A tax based on miles travelled might be needed to fill a growing gap in gas tax revenue as vehicles become more efficient.
Transportation secretary Ray LaHood told the Detroit News earlier this week that “Eventually people in the communities are going to persuade their members of Congress: We’re willing to raise taxes, we’re willing to pay tolls, we’re willing to go to vehicle miles traveled because we want better roads, better bridges.”
This isn’t the first time LaHood floated the idea. In 2009 he suggested that a miles-travelled tax might be worthwhile, only for White House spokesman Robert Gibbs to flatly reject the idea.
The gas tax hasn’t moved since 1993, and the federal Highway Trust Fund is drying up. Congress spent $34 billion to cover shortfalls between 2008 and 2010, and $18.8 billion has been approved to fill the gap from 2013 to 2014.
But LaHood isn’t explicitly backing the idea; instead he’s trying to convince Americans that they should push for such action.
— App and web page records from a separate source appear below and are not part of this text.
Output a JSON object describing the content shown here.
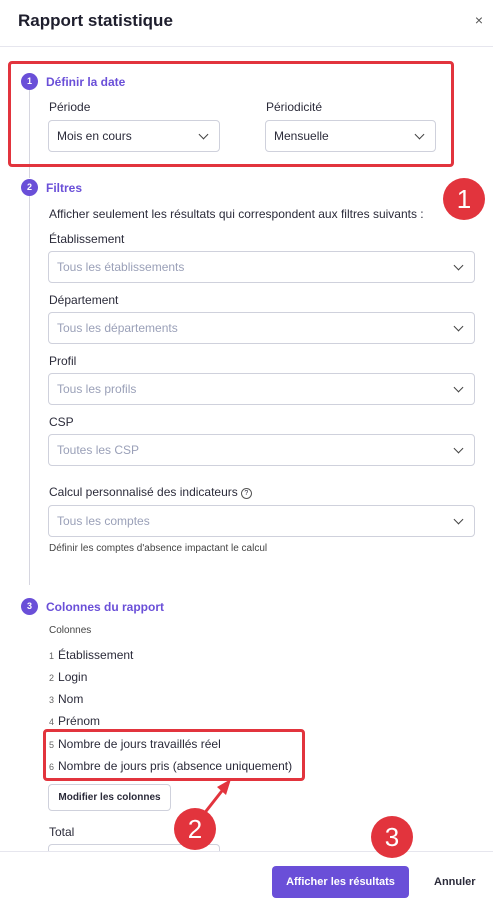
{
  "header": {
    "title": "Rapport statistique",
    "close_glyph": "×"
  },
  "step1": {
    "number": "1",
    "title": "Définir la date",
    "period_label": "Période",
    "period_value": "Mois en cours",
    "periodicity_label": "Périodicité",
    "periodicity_value": "Mensuelle"
  },
  "step2": {
    "number": "2",
    "title": "Filtres",
    "intro": "Afficher seulement les résultats qui correspondent aux filtres suivants :",
    "filters": [
      {
        "label": "Établissement",
        "placeholder": "Tous les établissements"
      },
      {
        "label": "Département",
        "placeholder": "Tous les départements"
      },
      {
        "label": "Profil",
        "placeholder": "Tous les profils"
      },
      {
        "label": "CSP",
        "placeholder": "Toutes les CSP"
      },
      {
        "label": "Calcul personnalisé des indicateurs",
        "placeholder": "Tous les comptes"
      }
    ],
    "help_glyph": "?",
    "calc_hint": "Définir les comptes d'absence impactant le calcul"
  },
  "step3": {
    "number": "3",
    "title": "Colonnes du rapport",
    "columns_label": "Colonnes",
    "columns": [
      {
        "n": "1",
        "label": "Établissement"
      },
      {
        "n": "2",
        "label": "Login"
      },
      {
        "n": "3",
        "label": "Nom"
      },
      {
        "n": "4",
        "label": "Prénom"
      },
      {
        "n": "5",
        "label": "Nombre de jours travaillés réel"
      },
      {
        "n": "6",
        "label": "Nombre de jours pris (absence uniquement)"
      }
    ],
    "modify_button": "Modifier les colonnes",
    "total_label": "Total"
  },
  "footer": {
    "primary_button": "Afficher les résultats",
    "cancel_button": "Annuler"
  },
  "annotations": {
    "badge1": "1",
    "badge2": "2",
    "badge3": "3",
    "color": "#e2343d"
  },
  "colors": {
    "accent": "#6a4fd8",
    "highlight": "#e2343d"
  }
}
Regardless of how he chooses to phrase it, LaHood doesn’t have much more time in the spotlight because Charlotte, N.C. mayor Anthony Foxx will soon assume the position in his place.
[Source: the Detroit News]